Start of Dataset records

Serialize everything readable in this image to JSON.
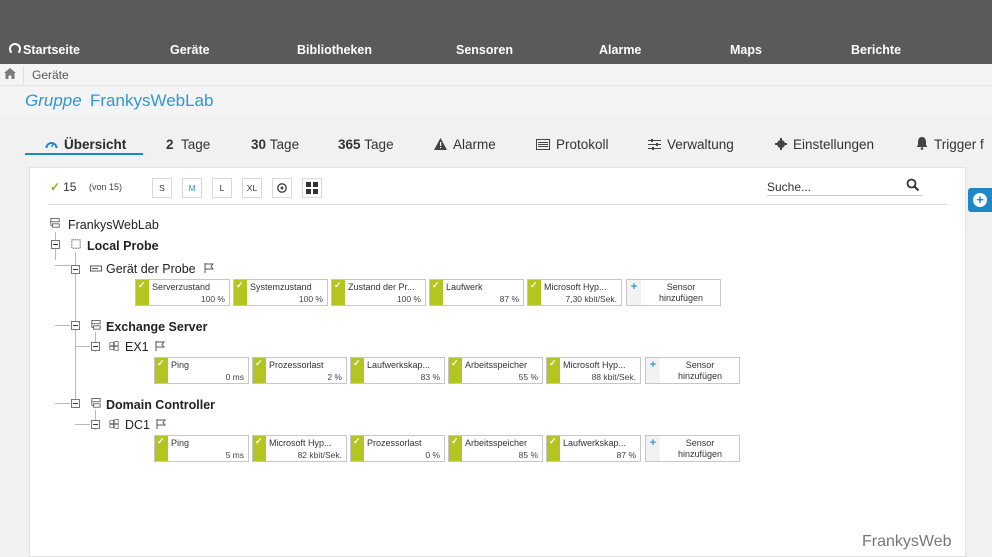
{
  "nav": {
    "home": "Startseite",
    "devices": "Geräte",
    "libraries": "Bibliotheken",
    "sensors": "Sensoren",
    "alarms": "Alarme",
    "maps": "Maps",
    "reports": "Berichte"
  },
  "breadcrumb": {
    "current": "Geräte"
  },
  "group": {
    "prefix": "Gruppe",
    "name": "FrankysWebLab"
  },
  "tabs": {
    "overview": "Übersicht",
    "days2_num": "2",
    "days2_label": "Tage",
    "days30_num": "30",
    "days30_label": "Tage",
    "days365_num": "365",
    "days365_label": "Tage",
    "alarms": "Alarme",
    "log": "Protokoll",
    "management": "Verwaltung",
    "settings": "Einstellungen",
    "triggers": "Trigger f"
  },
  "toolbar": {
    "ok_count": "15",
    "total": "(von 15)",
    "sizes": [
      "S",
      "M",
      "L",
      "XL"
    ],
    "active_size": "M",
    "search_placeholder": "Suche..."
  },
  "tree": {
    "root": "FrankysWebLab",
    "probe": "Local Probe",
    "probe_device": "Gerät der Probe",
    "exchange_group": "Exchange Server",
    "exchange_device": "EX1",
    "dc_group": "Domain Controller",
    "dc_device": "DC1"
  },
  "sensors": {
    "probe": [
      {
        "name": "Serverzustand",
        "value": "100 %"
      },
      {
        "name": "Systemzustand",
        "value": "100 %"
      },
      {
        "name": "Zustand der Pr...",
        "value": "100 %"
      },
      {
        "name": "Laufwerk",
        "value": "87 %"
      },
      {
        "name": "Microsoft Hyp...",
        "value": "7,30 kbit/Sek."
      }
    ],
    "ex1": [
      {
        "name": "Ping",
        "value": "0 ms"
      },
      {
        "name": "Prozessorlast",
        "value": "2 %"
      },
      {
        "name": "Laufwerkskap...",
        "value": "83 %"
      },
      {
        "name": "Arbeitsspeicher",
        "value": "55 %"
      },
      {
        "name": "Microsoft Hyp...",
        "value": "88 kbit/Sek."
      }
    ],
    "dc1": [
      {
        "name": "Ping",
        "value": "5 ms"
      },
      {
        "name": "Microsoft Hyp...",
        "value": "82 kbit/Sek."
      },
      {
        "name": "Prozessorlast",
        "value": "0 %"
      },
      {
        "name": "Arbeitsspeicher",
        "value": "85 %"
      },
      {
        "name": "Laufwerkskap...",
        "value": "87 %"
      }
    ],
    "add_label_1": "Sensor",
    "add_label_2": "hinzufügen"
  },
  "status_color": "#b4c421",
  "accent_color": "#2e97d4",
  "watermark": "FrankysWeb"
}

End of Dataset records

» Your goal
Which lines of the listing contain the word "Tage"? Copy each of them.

» Answer box
    "days2_label": "Tage",
    "days30_label": "Tage",
    "days365_label": "Tage",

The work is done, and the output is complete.